• _EXERCISE DATA_:
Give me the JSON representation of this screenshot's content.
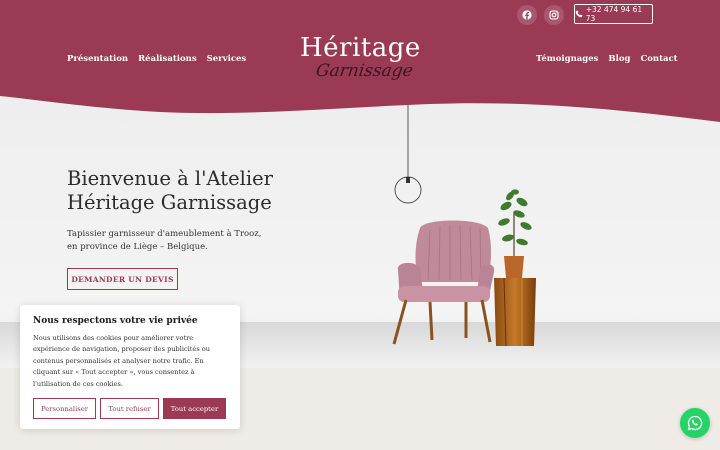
{
  "brand": {
    "logo_line1": "Héritage",
    "logo_line2": "Garnissage"
  },
  "header": {
    "phone_label": "+32 474 94 61 73",
    "nav_left": [
      "Présentation",
      "Réalisations",
      "Services"
    ],
    "nav_right": [
      "Témoignages",
      "Blog",
      "Contact"
    ],
    "social_icons": [
      "facebook-icon",
      "instagram-icon"
    ]
  },
  "hero": {
    "title_line1": "Bienvenue à l'Atelier",
    "title_line2": "Héritage Garnissage",
    "subtitle_line1": "Tapissier garnisseur d'ameublement à Trooz,",
    "subtitle_line2": "en province de Liège – Belgique.",
    "cta_label": "DEMANDER UN DEVIS"
  },
  "cookie_banner": {
    "title": "Nous respectons votre vie privée",
    "text_lines": [
      "Nous utilisons des cookies pour améliorer votre",
      "expérience de navigation, proposer des publicités ou",
      "contenus personnalisés et analyser notre trafic. En",
      "cliquant sur « Tout accepter », vous consentez à",
      "l'utilisation de ces cookies."
    ],
    "btn_customize": "Personnaliser",
    "btn_refuse": "Tout refuser",
    "btn_accept": "Tout accepter"
  },
  "colors": {
    "brand": "#9b3a55",
    "whatsapp": "#25d366",
    "background": "#efebe6"
  },
  "floating": {
    "whatsapp_icon": "whatsapp-icon"
  }
}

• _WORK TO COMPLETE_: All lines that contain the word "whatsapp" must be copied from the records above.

• _RESULT OF THIS EXERCISE_:
    "whatsapp": "#25d366",
    "whatsapp_icon": "whatsapp-icon"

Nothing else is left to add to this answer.